[Information provided Boundary: Start]
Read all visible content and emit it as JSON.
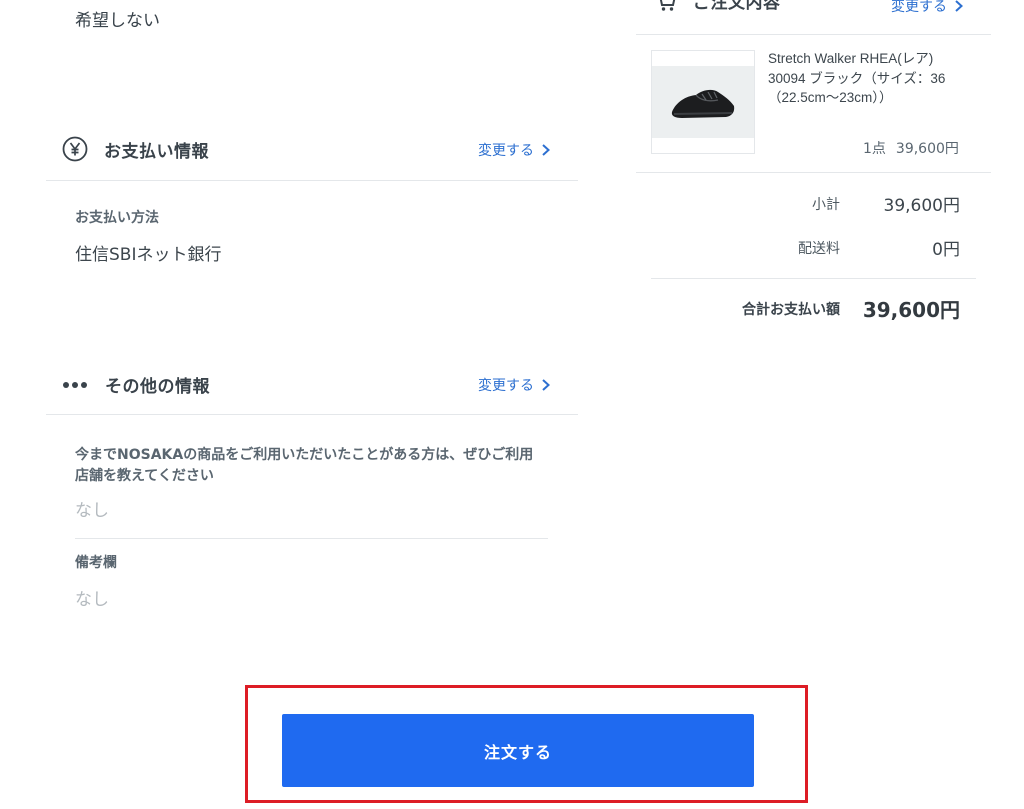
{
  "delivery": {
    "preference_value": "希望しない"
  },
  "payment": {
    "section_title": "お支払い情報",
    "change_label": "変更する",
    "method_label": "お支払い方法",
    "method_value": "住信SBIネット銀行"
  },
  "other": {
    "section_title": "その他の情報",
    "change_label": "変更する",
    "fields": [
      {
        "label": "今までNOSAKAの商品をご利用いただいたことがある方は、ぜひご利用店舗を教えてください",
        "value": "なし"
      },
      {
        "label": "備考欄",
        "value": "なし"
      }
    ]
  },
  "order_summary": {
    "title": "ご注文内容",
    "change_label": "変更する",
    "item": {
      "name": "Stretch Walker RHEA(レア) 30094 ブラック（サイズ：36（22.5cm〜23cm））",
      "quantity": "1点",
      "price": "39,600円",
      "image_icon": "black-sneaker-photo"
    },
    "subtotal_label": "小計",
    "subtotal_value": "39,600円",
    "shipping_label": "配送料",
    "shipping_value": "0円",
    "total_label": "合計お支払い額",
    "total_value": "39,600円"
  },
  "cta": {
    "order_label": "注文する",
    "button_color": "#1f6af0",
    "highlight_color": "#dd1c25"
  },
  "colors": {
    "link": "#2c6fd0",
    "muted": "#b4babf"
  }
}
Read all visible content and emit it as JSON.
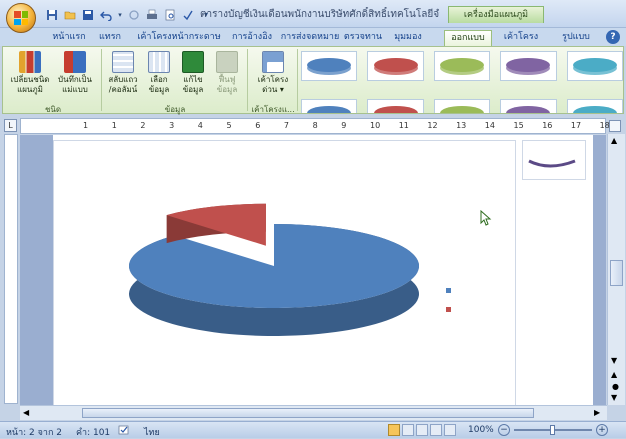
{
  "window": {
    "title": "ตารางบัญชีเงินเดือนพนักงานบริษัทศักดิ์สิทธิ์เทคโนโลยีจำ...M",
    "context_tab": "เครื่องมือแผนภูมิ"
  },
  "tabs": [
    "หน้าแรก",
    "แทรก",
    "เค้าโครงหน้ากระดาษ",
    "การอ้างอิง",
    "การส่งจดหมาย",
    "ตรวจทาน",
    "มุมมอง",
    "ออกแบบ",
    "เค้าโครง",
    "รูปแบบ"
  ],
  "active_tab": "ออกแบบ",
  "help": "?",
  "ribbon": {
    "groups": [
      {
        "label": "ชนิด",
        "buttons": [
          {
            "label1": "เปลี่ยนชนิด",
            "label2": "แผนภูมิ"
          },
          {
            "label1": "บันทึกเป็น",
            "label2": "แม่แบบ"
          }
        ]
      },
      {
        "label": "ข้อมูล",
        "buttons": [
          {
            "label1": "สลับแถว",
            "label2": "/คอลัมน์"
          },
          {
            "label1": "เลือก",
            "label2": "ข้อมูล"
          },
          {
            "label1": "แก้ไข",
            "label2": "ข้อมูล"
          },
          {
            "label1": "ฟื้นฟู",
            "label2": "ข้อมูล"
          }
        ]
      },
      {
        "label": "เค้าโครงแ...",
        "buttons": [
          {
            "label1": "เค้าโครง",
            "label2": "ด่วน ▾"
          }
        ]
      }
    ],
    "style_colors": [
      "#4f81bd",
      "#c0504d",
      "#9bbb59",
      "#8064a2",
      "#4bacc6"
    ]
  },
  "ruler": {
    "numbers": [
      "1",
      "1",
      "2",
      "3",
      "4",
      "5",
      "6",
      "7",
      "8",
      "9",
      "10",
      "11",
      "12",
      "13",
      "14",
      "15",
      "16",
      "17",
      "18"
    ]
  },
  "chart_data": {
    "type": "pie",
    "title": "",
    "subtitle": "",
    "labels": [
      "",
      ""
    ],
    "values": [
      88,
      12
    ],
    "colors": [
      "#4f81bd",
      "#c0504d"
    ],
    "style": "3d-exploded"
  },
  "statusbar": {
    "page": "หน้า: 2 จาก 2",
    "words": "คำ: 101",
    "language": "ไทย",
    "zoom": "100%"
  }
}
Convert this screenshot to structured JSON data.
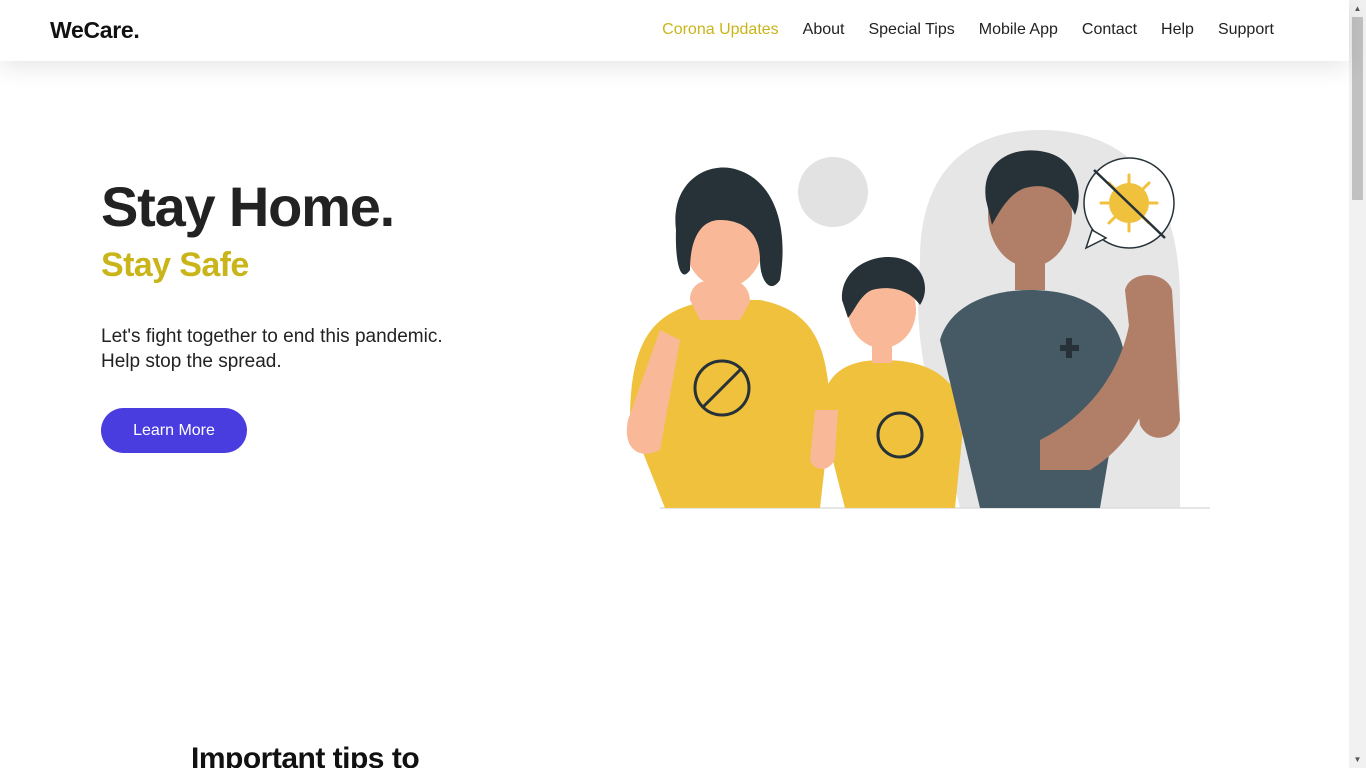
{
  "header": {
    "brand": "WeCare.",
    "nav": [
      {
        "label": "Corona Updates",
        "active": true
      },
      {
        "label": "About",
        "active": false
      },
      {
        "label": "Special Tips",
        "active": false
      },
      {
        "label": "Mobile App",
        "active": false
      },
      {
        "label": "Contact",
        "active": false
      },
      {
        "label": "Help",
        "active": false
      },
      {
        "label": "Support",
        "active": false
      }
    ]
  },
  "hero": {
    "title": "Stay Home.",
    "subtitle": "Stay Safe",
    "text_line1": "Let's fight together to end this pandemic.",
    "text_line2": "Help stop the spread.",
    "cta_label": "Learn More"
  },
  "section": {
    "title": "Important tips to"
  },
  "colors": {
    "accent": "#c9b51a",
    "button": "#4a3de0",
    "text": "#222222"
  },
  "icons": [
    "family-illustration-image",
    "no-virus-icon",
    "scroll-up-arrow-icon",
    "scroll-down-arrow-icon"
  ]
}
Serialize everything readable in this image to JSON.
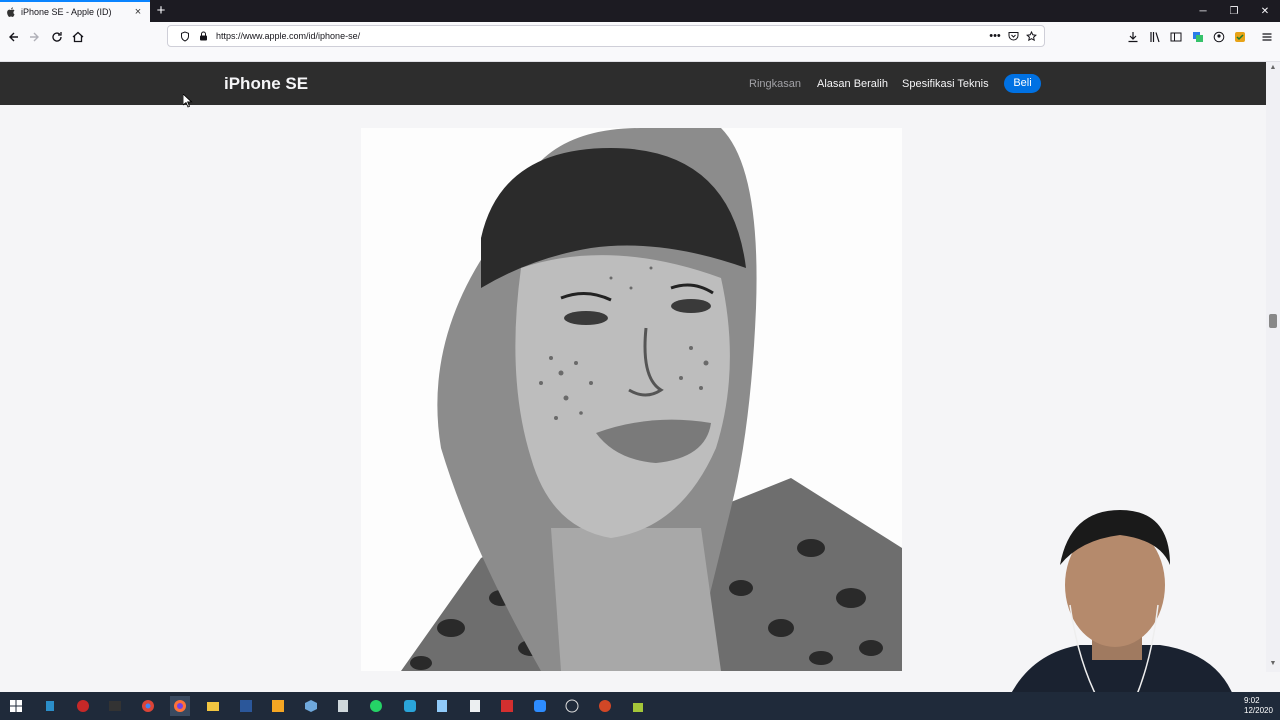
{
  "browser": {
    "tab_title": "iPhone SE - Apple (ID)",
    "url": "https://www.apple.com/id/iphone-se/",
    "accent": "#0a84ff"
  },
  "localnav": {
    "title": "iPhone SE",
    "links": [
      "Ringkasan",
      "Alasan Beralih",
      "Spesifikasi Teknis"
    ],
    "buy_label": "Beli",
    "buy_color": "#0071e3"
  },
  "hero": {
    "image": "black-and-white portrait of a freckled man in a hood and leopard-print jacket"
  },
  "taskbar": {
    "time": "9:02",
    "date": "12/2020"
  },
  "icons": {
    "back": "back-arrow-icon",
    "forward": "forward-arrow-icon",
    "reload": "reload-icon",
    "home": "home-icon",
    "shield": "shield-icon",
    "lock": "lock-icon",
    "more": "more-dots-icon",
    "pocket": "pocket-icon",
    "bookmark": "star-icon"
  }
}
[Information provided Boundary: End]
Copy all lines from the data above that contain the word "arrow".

    "scroll-up-arrow-icon",
    "scroll-down-arrow-icon"
    "back": "back-arrow-icon",
    "forward": "forward-arrow-icon",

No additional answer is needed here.